» Supplied data:
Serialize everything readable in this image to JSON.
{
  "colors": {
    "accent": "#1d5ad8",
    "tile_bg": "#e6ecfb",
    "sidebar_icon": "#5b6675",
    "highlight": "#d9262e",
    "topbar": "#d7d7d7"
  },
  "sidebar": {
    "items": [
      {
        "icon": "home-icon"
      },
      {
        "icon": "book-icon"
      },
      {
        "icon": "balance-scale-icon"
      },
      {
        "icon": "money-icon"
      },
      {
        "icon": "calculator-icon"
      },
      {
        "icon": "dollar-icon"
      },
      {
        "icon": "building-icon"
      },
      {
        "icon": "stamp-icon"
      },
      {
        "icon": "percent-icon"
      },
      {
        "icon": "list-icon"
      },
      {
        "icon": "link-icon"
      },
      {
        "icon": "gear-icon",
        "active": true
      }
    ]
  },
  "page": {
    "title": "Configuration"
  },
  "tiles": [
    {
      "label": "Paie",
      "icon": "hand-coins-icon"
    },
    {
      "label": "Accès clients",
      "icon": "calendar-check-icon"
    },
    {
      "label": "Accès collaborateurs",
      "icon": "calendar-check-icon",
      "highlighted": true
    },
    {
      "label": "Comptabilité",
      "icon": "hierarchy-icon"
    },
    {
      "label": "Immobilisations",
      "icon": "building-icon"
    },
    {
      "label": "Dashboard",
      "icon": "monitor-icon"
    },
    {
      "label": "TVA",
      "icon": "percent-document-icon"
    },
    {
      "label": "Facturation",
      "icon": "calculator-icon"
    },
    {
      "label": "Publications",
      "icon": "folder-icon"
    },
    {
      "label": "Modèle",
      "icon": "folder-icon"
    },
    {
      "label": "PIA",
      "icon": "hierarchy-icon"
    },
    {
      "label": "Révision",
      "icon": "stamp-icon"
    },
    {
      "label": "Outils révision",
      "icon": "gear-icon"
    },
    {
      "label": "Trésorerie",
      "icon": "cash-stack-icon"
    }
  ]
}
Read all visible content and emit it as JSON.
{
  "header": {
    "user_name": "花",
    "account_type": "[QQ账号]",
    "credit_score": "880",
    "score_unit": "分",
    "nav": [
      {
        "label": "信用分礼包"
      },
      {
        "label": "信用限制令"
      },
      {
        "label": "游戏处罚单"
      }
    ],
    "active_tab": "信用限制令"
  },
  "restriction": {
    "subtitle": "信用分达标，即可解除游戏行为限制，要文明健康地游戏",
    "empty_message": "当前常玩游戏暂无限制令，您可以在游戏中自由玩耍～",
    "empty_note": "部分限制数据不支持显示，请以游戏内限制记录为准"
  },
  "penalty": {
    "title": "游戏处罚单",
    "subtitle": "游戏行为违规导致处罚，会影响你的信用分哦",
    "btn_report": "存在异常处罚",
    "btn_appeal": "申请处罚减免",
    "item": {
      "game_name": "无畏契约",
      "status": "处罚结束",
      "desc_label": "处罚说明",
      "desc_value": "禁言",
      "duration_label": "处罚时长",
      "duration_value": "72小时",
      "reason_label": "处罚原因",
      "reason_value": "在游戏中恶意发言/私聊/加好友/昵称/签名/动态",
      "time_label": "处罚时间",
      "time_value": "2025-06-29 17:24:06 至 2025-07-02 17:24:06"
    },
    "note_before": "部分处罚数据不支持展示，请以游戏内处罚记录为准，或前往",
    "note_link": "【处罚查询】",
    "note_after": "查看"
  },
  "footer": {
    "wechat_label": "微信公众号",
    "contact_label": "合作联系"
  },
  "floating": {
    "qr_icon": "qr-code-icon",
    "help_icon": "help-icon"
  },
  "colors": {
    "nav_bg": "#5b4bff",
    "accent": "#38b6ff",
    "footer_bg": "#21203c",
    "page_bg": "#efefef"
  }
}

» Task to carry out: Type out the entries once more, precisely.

» Response area:
Serialize everything readable in this image to JSON.
{
  "colors": {
    "accent": "#1d5ad8",
    "tile_bg": "#e6ecfb",
    "sidebar_icon": "#5b6675",
    "highlight": "#d9262e",
    "topbar": "#d7d7d7"
  },
  "sidebar": {
    "items": [
      {
        "icon": "home-icon"
      },
      {
        "icon": "book-icon"
      },
      {
        "icon": "balance-scale-icon"
      },
      {
        "icon": "money-icon"
      },
      {
        "icon": "calculator-icon"
      },
      {
        "icon": "dollar-icon"
      },
      {
        "icon": "building-icon"
      },
      {
        "icon": "stamp-icon"
      },
      {
        "icon": "percent-icon"
      },
      {
        "icon": "list-icon"
      },
      {
        "icon": "link-icon"
      },
      {
        "icon": "gear-icon",
        "active": true
      }
    ]
  },
  "page": {
    "title": "Configuration"
  },
  "tiles": [
    {
      "label": "Paie",
      "icon": "hand-coins-icon"
    },
    {
      "label": "Accès clients",
      "icon": "calendar-check-icon"
    },
    {
      "label": "Accès collaborateurs",
      "icon": "calendar-check-icon",
      "highlighted": true
    },
    {
      "label": "Comptabilité",
      "icon": "hierarchy-icon"
    },
    {
      "label": "Immobilisations",
      "icon": "building-icon"
    },
    {
      "label": "Dashboard",
      "icon": "monitor-icon"
    },
    {
      "label": "TVA",
      "icon": "percent-document-icon"
    },
    {
      "label": "Facturation",
      "icon": "calculator-icon"
    },
    {
      "label": "Publications",
      "icon": "folder-icon"
    },
    {
      "label": "Modèle",
      "icon": "folder-icon"
    },
    {
      "label": "PIA",
      "icon": "hierarchy-icon"
    },
    {
      "label": "Révision",
      "icon": "stamp-icon"
    },
    {
      "label": "Outils révision",
      "icon": "gear-icon"
    },
    {
      "label": "Trésorerie",
      "icon": "cash-stack-icon"
    }
  ]
}
Read all visible content and emit it as JSON.
{
  "header": {
    "user_name": "花",
    "account_type": "[QQ账号]",
    "credit_score": "880",
    "score_unit": "分",
    "nav": [
      {
        "label": "信用分礼包"
      },
      {
        "label": "信用限制令"
      },
      {
        "label": "游戏处罚单"
      }
    ],
    "active_tab": "信用限制令"
  },
  "restriction": {
    "subtitle": "信用分达标，即可解除游戏行为限制，要文明健康地游戏",
    "empty_message": "当前常玩游戏暂无限制令，您可以在游戏中自由玩耍～",
    "empty_note": "部分限制数据不支持显示，请以游戏内限制记录为准"
  },
  "penalty": {
    "title": "游戏处罚单",
    "subtitle": "游戏行为违规导致处罚，会影响你的信用分哦",
    "btn_report": "存在异常处罚",
    "btn_appeal": "申请处罚减免",
    "item": {
      "game_name": "无畏契约",
      "status": "处罚结束",
      "desc_label": "处罚说明",
      "desc_value": "禁言",
      "duration_label": "处罚时长",
      "duration_value": "72小时",
      "reason_label": "处罚原因",
      "reason_value": "在游戏中恶意发言/私聊/加好友/昵称/签名/动态",
      "time_label": "处罚时间",
      "time_value": "2025-06-29 17:24:06 至 2025-07-02 17:24:06"
    },
    "note_before": "部分处罚数据不支持展示，请以游戏内处罚记录为准，或前往",
    "note_link": "【处罚查询】",
    "note_after": "查看"
  },
  "footer": {
    "wechat_label": "微信公众号",
    "contact_label": "合作联系"
  },
  "floating": {
    "qr_icon": "qr-code-icon",
    "help_icon": "help-icon"
  },
  "colors": {
    "nav_bg": "#5b4bff",
    "accent": "#38b6ff",
    "footer_bg": "#21203c",
    "page_bg": "#efefef"
  }
}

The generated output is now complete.